As you transition from one living space to another, several variables should factor into your decision. Good location, a short commute to work and comfortable accommodations are all essential — but none of these qualities matter if you can’t find money in your budget to afford them.
Before the time-consuming challenge of apartment hunting begins, lay the foundation by calculating how much rent you can afford. It’s disheartening to find the place of your dreams only to realize you can’t pay for the nightmarish cost of living there. In this article, we’ll offer formulas and advice to help you on your way.
Check out the micrographic below for a comprehensive list of what to expect and account for as you begin to crunch the numbers.
This micrographic will lead you in the right direction, but there’s more you need to know! Keeping a roof over your head is important business that shouldn’t be taken lightly, so invest yourself in thorough research before you make your decision to avoid any unwanted consequences — eviction, for example.
Here are some additional tips to ease the process and simplify your budgeting.
Consider middle floor units in the building you’re interested in. Unlike top floor apartments with beautiful views or bottom floor apartments with easy accessibility, middle floor apartments are comparatively inexpensive to adjust for reduced demand. Rent payments for these units are easier to afford.
You won’t enjoy the city skyline or the convenience of a closer unit, but you’ll save a significant sum of money in the long run. As long as physical mobility doesn’t present an issue, the middle floor is the smartest option for those seeking to capitalize on less popular space.
Are you a handy person with a DIY attitude? If so, investing in a fixer-upper apartment can earn you substantial savings on rent payments. While a portion of these savings will go toward any improvements you make, repairing the wear and tear in a unit is an ultimately profitable endeavor.
That said, all of this depends on a successful negotiation with the landlord. If you can convince them to allow you to work on a unit, they might agree to lower your monthly rate. If you decide on this alternative, add the cost of supplies to your list of other expenses.

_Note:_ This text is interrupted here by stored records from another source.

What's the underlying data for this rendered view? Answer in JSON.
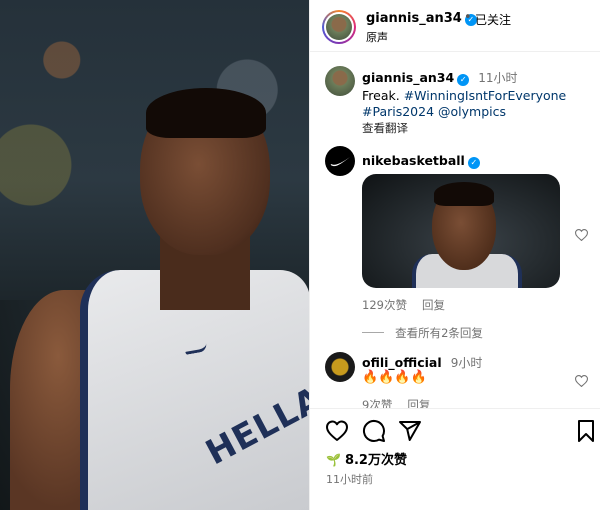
{
  "header": {
    "username": "giannis_an34",
    "dot": "•",
    "follow_status": "已关注",
    "audio": "原声"
  },
  "caption": {
    "username": "giannis_an34",
    "time": "11小时",
    "text": "Freak.",
    "hashtag1": "#WinningIsntForEveryone",
    "hashtag2": "#Paris2024",
    "mention": "@olympics",
    "translate": "查看翻译"
  },
  "comment1": {
    "username": "nikebasketball",
    "likes": "129次赞",
    "reply": "回复",
    "view_replies": "查看所有2条回复"
  },
  "comment2": {
    "username": "ofili_official",
    "time": "9小时",
    "text": "🔥🔥🔥🔥",
    "likes_partial": "9次赞",
    "reply_partial": "回复"
  },
  "footer": {
    "likes": "8.2万次赞",
    "posted": "11小时前"
  },
  "media": {
    "jersey_text": "HELLAS"
  },
  "colors": {
    "verified": "#0095f6",
    "link": "#00376b",
    "muted": "#737373"
  },
  "icons": {
    "like": "heart-icon",
    "comment": "comment-icon",
    "share": "share-icon",
    "save": "bookmark-icon"
  }
}
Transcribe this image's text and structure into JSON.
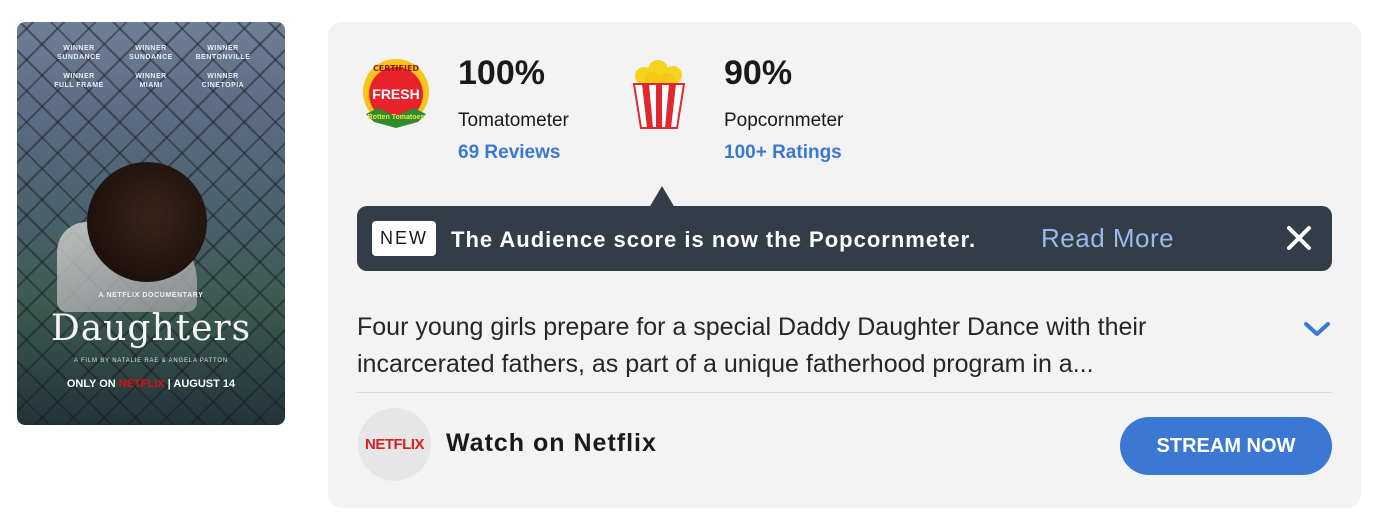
{
  "poster": {
    "laurels": [
      {
        "title": "WINNER",
        "festival": "SUNDANCE"
      },
      {
        "title": "WINNER",
        "festival": "SUNDANCE"
      },
      {
        "title": "WINNER",
        "festival": "BENTONVILLE"
      },
      {
        "title": "WINNER",
        "festival": "FULL FRAME"
      },
      {
        "title": "WINNER",
        "festival": "MIAMI"
      },
      {
        "title": "WINNER",
        "festival": "CINETOPIA"
      }
    ],
    "label": "A NETFLIX DOCUMENTARY",
    "title": "Daughters",
    "credit": "A FILM BY NATALIE RAE & ANGELA PATTON",
    "release_prefix": "ONLY ON",
    "release_brand": "NETFLIX",
    "release_date": "AUGUST 14"
  },
  "scores": {
    "tomatometer": {
      "value": "100%",
      "label": "Tomatometer",
      "link": "69 Reviews",
      "badge_top": "CERTIFIED",
      "badge_mid": "FRESH",
      "badge_bottom": "Rotten Tomatoes"
    },
    "popcornmeter": {
      "value": "90%",
      "label": "Popcornmeter",
      "link": "100+ Ratings"
    }
  },
  "banner": {
    "tag": "NEW",
    "text": "The Audience score is now the Popcornmeter.",
    "link": "Read More"
  },
  "synopsis": {
    "line1": "Four young girls prepare for a special Daddy Daughter Dance with their",
    "line2": "incarcerated fathers, as part of a unique fatherhood program in a..."
  },
  "watch": {
    "provider": "NETFLIX",
    "text": "Watch on Netflix",
    "button": "STREAM NOW"
  },
  "colors": {
    "accent": "#3a78d4",
    "banner_bg": "#333d47",
    "netflix_red": "#d81f26",
    "card_bg": "#f3f3f3"
  }
}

Your pet might get sick and need a costly treatment. You might sustain an injury that your medical insurance doesn’t completely cover. A hundred different setbacks can leave you high and dry and short on cash, stuck between buying groceries for the week and affording rent for the month.
Put a small percentage of your income toward growing an emergency fund. Week by week, take any money you didn’t spend on necessities and place it in a savings account. When an emergency inevitably happens — and it will — you’ll have prepared for it and won’t have to make any painful sacrifices.
Through the clever application of certain techniques, you can save extra money to add to your monthly rent budget. This will open up new opportunities and afford you a higher degree of flexibility in your search, so you don’t have to settle for a basement apartment in a bad neighborhood.
Of all the strategies available to you, couponing is among the most common. The dollars and cents you scrounge from coupon clipping may not seem like much at first, but the savings will add up quickly. It’s a little extra work, but the benefits are well worth the effort.
Budgeting isn’t a simple task. There are dozens of factors that can overwhelm someone unaccustomed to independent living. Accounting for the rent to income ratio, consideration of secondary expenses and the looming responsibility of unrelated payments can make anyone panic.
But a clear understanding of the math behind the monster will alleviate your stress. The worry is unnecessary. Just take your budgeting one step at a time, and you’ll find that the question of, “How much rent can I afford?” has an easy answer.